than welcome, but don't give him crap when he bought a TV
to watch basketball, and you want to use it for something
else. And you want him to supply the beer and pretzels
while you're watching the programs he didn't want to watch.
In this case, part of the criteria for getting in is that you
are willing to at put in at least some of the effort in learning
the system. Being a "newbie" is not the issue. One of the guys
in our computer center picked up on openbsd because he wanted it,
and he had pretty much zero knowledge of administering *any*
unix system when he started. He got up and running, without
irritating a single person on this mailing list, by simply
reading and rebooting and reinstalling and reading some more.
Yes, openbsd could win more converts if it had a friendly
welcoming committee. If you want to volunteer to be that
friendly welcoming committee, we can arrange to forward
all of the mindless newbie questions to you. You will find
it gets pretty tiring after awhile -- particularly when you
realize that you are simply copy&pasting a paragraph out of
already-written documentation to answer someone's question.
Note that I do understand your thinking. Some of my time is
spent working on freebsd. In freebsd, we *do* like the idea
of drawing in more users. That's part of the challenge. But
openbsd isn't trying to win converts, it's just some people
who all like working together on the same things.
Garance Alistair Drosehn = firstname.lastname@example.org

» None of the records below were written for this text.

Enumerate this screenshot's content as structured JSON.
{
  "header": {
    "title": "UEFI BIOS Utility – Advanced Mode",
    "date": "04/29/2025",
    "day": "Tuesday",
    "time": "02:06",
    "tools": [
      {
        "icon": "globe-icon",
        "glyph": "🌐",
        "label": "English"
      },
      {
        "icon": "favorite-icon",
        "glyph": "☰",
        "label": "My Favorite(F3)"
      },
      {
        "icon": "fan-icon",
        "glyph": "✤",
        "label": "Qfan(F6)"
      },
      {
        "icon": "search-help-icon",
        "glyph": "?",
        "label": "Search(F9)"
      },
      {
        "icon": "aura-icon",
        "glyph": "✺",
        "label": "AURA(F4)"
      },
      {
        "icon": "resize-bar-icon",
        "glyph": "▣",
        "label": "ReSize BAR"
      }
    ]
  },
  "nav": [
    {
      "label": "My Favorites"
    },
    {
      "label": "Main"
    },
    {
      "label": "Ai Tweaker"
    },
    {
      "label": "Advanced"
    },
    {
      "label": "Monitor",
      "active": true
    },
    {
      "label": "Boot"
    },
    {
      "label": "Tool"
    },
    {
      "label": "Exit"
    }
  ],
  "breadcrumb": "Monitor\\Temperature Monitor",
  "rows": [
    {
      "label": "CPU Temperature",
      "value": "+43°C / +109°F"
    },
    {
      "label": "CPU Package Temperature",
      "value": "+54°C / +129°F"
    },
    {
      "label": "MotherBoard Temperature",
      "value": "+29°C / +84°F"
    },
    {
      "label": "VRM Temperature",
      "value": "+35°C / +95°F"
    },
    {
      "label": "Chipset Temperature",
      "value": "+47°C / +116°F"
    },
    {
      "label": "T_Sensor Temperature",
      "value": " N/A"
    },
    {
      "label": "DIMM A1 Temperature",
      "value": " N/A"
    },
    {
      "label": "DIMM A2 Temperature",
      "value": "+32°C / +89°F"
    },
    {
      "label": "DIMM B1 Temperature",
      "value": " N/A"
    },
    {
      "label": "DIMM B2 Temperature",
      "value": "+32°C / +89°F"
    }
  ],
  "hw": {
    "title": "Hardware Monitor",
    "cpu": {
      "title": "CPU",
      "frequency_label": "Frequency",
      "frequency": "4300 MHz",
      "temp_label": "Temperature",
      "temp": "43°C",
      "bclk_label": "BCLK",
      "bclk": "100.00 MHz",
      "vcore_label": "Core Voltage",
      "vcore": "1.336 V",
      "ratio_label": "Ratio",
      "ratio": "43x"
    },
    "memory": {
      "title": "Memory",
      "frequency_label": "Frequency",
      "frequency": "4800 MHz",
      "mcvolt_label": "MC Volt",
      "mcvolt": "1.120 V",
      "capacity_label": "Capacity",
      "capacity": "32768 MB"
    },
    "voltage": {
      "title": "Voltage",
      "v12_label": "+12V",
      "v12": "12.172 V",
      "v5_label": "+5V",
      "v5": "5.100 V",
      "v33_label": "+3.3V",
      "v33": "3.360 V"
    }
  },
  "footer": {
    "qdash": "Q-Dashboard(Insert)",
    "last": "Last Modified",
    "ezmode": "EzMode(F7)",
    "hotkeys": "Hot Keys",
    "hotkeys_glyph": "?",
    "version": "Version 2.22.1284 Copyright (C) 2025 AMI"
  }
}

Senior Systems Programmer or email@example.com
Rensselaer Polytechnic Institute or firstname.lastname@example.org